Lesufi recently announced during a press briefing that Curro Schools has opened its doors to the department to utilise its classrooms to accommodate children as placement of learners continues across the province.
He said this was a result of a high volume of applicants in some schools leading to the department resorting to an extension of classes.
However, due to the recent school holidays, the identified schools could not secure mobile classes and extra resources on time.
“To mitigate to capacity challenges, we are administrative, finalising a partnership with Curro to accommodate our children at their schools. My worry is that I don’t know how parents will react to this agreement,” said Lesufi.
Lesufi said when approaching Curro, the department considered their fee structure compared to that of the public schools. He said parents who consider the arrangement, would get a 30% discount on fees.
However, The Star reported on Thursday that Curro denied that an agreement with the GDE had been settled, and that talks regarding student admissions were ongoing.
Curro Holdings head of marketing and communications, Mari Lategan, told the publication that the fees would remain, and would not be aligned to public school fees.
Lategan added that prospective students would still have to meet the criteria of Curro Schools in order to be accepted, and that this process was also still being discussed with the department.
An announcement on how the GDE will be using Curro schools to house students that have not yet been placed is expected soon.
The department is also reportedly considering the possibility of using scholar transport, due to the distance between the Curro schools and public schools.
“Parents should still be given an option through negotiations, as some of the learners were placed in primary schools based on the parents’ work address in the previous dispensation of regulations.

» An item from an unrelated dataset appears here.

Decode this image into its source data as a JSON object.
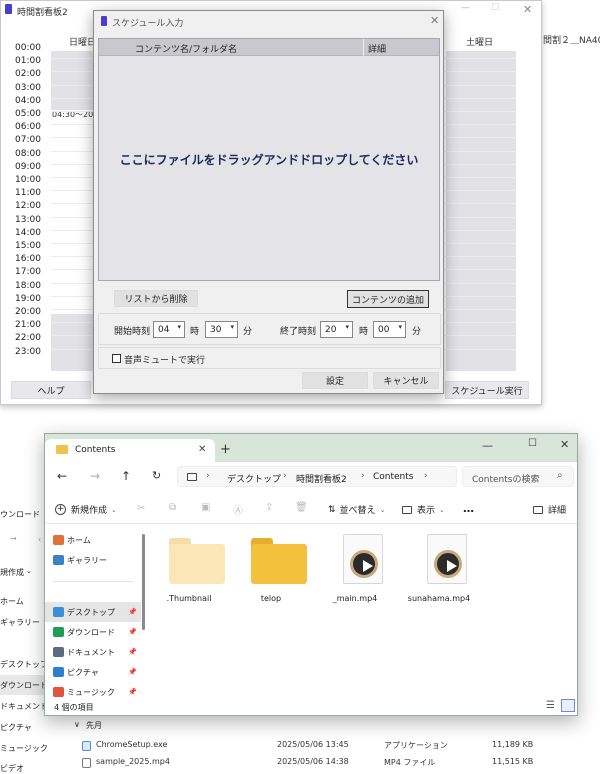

We are also interacting with other private schools to assist us. Indeed, we are indebted to Curro for the willingness to assist in this quagmire.”
Lesufi said the department had been experiencing challenges with parents who rejected schools offered to their children for placement. For the current admission year, the department received 700 appeals from parents who were unhappy about the schools offered.
Lesufi also said that there were serious capacity challenges in districts including Tshwane West, Tshwane South, Johannesburg Central, Johannesburg East, Johannesburg North and Ekurhuleni South.
“We are finalising the process of providing temporary accommodation in a form of mobile units at some affected schools as a matter of urgency, this will also be extended to some schools that were vandalised or burned by the community.”